GazH

On February 8, 2013 at 11:43 pm

The best dungeons I’ve been in have all been a part of the original EverQuest. They were massive maps with different paths, different endings, different styled areas, paths that went down and up rather than a straight line. They were large, confusing and very fun.

Modern dungeons are a straight line from A to Z, but then again, so are the games. You follow the set path of this quest to that quest, to this quest hub to that quest hub, until you hit the end. Freedom has gone from almost all new MMO’s, until the developers can open up the actual worlds, the parts inside those worlds, the dungeons, are going to be just as linear as everything else.

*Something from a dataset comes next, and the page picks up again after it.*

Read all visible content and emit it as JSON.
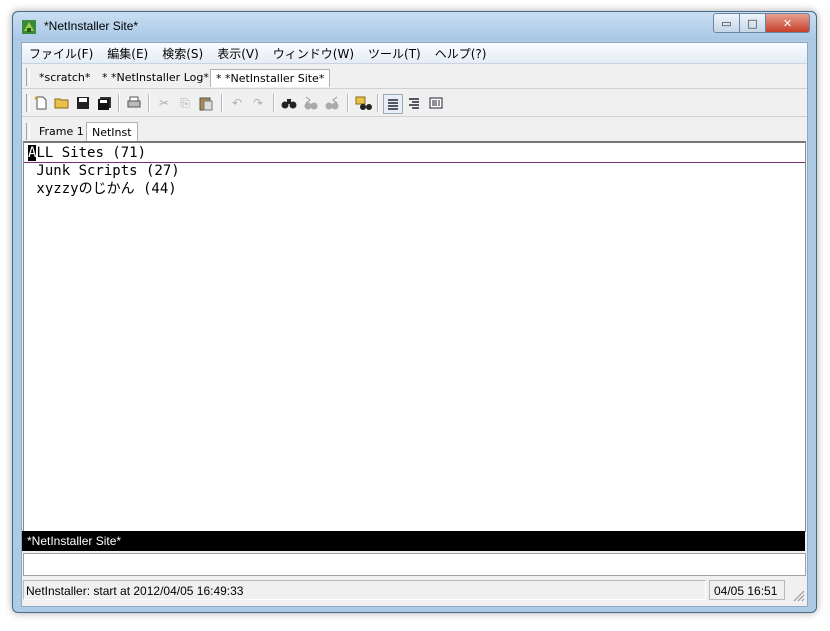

john

On February 9, 2013 at 6:27 am

I’ve played World of Warcraft for several years, and being a dedicated healer I’ve always enjoyed dungeons more than anything else – and yet I agree with your points. Personally, my favourite dungeon areas were Blackrock Dephts and the Dire Maul complex (East, West, North): vast, diverse, with extraordinary landscapes and many different challenges. Bar fight? Check. Arena? Check. A run when the party had to avoid the bosses instead of killing them? Check! It was extremely rare to find a group wishing to do it all, but the very few times I could clear the entire DM and BRD with decent parties were some of the best hours I’ve spent in WoW.

Of course, such dungeons fell out of flavour. The Burning Crusade still had some interesting ones (and a great raiding dungeon, Karazhan), but The Wrath of the Lich King consisted pretty much on short, linear and pretty much irrelevant dungeons.